Estimating jaguar (Panther onca) densities using camera trap capture-recapture surveys
in the southwestern Pantanal wetlands of Brazil.
|Marianne Soisalo, Eko Noiz foundress, is currently a zoology PhD student with Dr Chivers' Wildlife Research
Group at the University of Cambridge, UK.
She is a conservation biologist working with camera trap systems to photograph, identify, and count jaguars in the wild. Eko Noiz tee shirt sales will be helping Marianne to continue this project.
In 2000, M.Soisalo joined jaguar researcher S.Cavalcanti (Utah State University) who since then has been
studying jaguars and livestock depredation in a private ranch in the southwestern Pantanal region of Brazil.
In 2003, M.Soisalo began her own research in collaboration with S.Cavalcanti's ongoing telemetry study in
the area. Camera traps were set in the field to capture photographs of these elusive and lesser-studied cats. As their markings are never the same, we can literally spot their differences and identify each individual.
Surveys have been conducted yearly since then and both researchers are still collaborating in a long-term
monitoring of the jaguar population at this particular site.
The combination of these two cutting-edge methods used together for the first time is providing us with novel insights into jaguars, their behaviour and ecology and the camera trapping method.
This web page aims to give you an overview of the project. You can read the science and browse through the photos which tell a visual story of the research being conducted. Read about jaguars, their habits, behaviour, interesting facts and become familiar with the Pantanal region through information and photos.

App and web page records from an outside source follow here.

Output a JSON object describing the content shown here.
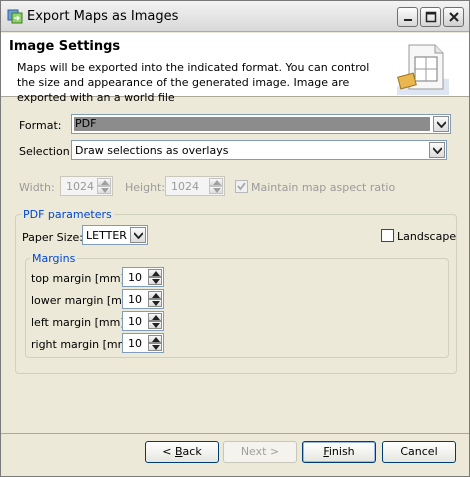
{
  "window": {
    "title": "Export Maps as Images"
  },
  "header": {
    "title": "Image Settings",
    "description": "Maps will be exported into the indicated format. You can control the size and appearance of the generated image. Image are exported with an a world file"
  },
  "form": {
    "format_label": "Format:",
    "format_value": "PDF",
    "selection_label": "Selection:",
    "selection_value": "Draw selections as overlays",
    "width_label": "Width:",
    "width_value": "1024",
    "height_label": "Height:",
    "height_value": "1024",
    "aspect_label": "Maintain map aspect ratio",
    "aspect_checked": true
  },
  "pdf": {
    "legend": "PDF parameters",
    "paper_size_label": "Paper Size:",
    "paper_size_value": "LETTER",
    "landscape_label": "Landscape",
    "landscape_checked": false,
    "margins_legend": "Margins",
    "margins": [
      {
        "label": "top margin [mm]",
        "value": "10"
      },
      {
        "label": "lower margin [mm]",
        "value": "10"
      },
      {
        "label": "left margin [mm]",
        "value": "10"
      },
      {
        "label": "right margin [mm]",
        "value": "10"
      }
    ]
  },
  "footer": {
    "back_pre": "< ",
    "back_mnemonic": "B",
    "back_post": "ack",
    "next_label": "Next >",
    "finish_mnemonic": "F",
    "finish_post": "inish",
    "cancel_label": "Cancel"
  },
  "colors": {
    "window_bg": "#ece9d8",
    "group_legend": "#0046d5",
    "field_border": "#7f9db9"
  },
  "icons": {
    "title_icon": "export-maps-icon",
    "header_graphic": "wizard-image-icon"
  }
}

|The jaguar (Panthera onca) has a widespread geographical distribution covering a large part of Mexico and all of Central and South America down to northern Argentina.
The jaguar is the largest cat of the Neotropics and third largest worldwide after the tiger (P.tigris) and lion (P.leo).
Yet, it is far less studied than other big cats.
The name "jaguar" comes from the Tupi-Guarani, a traditional language once spoken from the Amazon region to Paraguay and the Andes.
Originally the term was yaguara', "wild beast which overcomes its prey at a bound". Now the jaguar is called "el tigre" in various Central and South American countries and "onca" in Brazil.
|The jaguar is well equipped with strong teeth and a large body but as there are no herds of large animals such
as buffalo, wildebeest and zebra in the Americas, the jaguar usually deals with smaller prey such as capybara, peccary and caiman.
In 1972 the jaguar was placed on the list of endangered species by the U.S Fish and Wildlife Service, in 1973
This status was in large part due to the great quantity of skins traded worldwide.
Studies of jaguar biology, as of any wild feline, are slow processes because these wary animals, whose senses are highly developed and super-alert, do everything possible to avoid contact with men.
These studies showed that the jaguar is top predator in the complex tropical forest food chain and as such may be used as an indicator species gauging the general well-being and stability of the ecosystem.
Current deforestation and agricultural development in the Amazon and Orinoco basins form the biggest long-
The forecast made by the scientific community for the jaguar's future is unfavourable. If the jaguar is to be
Source: "The Jaguar" (1992) by Rafael Hoogesteijn and Edgardo Mondolfi, Armitano Publishers. More to come soon...